== PROMPT ==
Output the data in full. Keep every entry exactly as written.
● ● ● ● ●
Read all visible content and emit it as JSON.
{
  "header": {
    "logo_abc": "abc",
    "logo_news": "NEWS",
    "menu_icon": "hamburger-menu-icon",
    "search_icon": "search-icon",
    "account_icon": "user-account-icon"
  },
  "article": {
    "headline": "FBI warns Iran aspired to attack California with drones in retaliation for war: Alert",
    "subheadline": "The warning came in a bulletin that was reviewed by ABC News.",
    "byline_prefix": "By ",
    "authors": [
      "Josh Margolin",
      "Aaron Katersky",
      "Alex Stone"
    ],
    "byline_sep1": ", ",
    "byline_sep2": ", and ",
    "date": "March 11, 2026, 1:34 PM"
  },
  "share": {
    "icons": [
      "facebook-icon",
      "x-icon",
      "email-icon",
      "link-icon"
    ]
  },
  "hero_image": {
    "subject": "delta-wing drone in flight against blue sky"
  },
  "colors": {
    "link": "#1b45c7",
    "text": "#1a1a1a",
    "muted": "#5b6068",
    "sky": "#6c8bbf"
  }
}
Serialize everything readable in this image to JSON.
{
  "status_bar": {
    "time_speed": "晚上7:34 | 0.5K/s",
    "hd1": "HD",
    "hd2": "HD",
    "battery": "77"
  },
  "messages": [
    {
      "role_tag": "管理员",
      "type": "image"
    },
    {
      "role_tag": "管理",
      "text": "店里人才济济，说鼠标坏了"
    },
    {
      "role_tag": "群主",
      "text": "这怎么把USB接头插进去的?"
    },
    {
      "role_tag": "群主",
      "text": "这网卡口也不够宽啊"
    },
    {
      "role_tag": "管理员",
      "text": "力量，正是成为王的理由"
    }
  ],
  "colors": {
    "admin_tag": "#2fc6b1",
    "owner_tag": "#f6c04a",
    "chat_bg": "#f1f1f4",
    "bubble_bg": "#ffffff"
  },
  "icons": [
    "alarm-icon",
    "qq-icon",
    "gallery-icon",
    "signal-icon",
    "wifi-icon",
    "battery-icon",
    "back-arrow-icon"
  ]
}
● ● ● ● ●
== RESULT OF THE EXERCISE ==
Read all visible content and emit it as JSON.
{
  "header": {
    "logo_abc": "abc",
    "logo_news": "NEWS",
    "menu_icon": "hamburger-menu-icon",
    "search_icon": "search-icon",
    "account_icon": "user-account-icon"
  },
  "article": {
    "headline": "FBI warns Iran aspired to attack California with drones in retaliation for war: Alert",
    "subheadline": "The warning came in a bulletin that was reviewed by ABC News.",
    "byline_prefix": "By ",
    "authors": [
      "Josh Margolin",
      "Aaron Katersky",
      "Alex Stone"
    ],
    "byline_sep1": ", ",
    "byline_sep2": ", and ",
    "date": "March 11, 2026, 1:34 PM"
  },
  "share": {
    "icons": [
      "facebook-icon",
      "x-icon",
      "email-icon",
      "link-icon"
    ]
  },
  "hero_image": {
    "subject": "delta-wing drone in flight against blue sky"
  },
  "colors": {
    "link": "#1b45c7",
    "text": "#1a1a1a",
    "muted": "#5b6068",
    "sky": "#6c8bbf"
  }
}
Serialize everything readable in this image to JSON.
{
  "status_bar": {
    "time_speed": "晚上7:34 | 0.5K/s",
    "hd1": "HD",
    "hd2": "HD",
    "battery": "77"
  },
  "messages": [
    {
      "role_tag": "管理员",
      "type": "image"
    },
    {
      "role_tag": "管理",
      "text": "店里人才济济，说鼠标坏了"
    },
    {
      "role_tag": "群主",
      "text": "这怎么把USB接头插进去的?"
    },
    {
      "role_tag": "群主",
      "text": "这网卡口也不够宽啊"
    },
    {
      "role_tag": "管理员",
      "text": "力量，正是成为王的理由"
    }
  ],
  "colors": {
    "admin_tag": "#2fc6b1",
    "owner_tag": "#f6c04a",
    "chat_bg": "#f1f1f4",
    "bubble_bg": "#ffffff"
  },
  "icons": [
    "alarm-icon",
    "qq-icon",
    "gallery-icon",
    "signal-icon",
    "wifi-icon",
    "battery-icon",
    "back-arrow-icon"
  ]
}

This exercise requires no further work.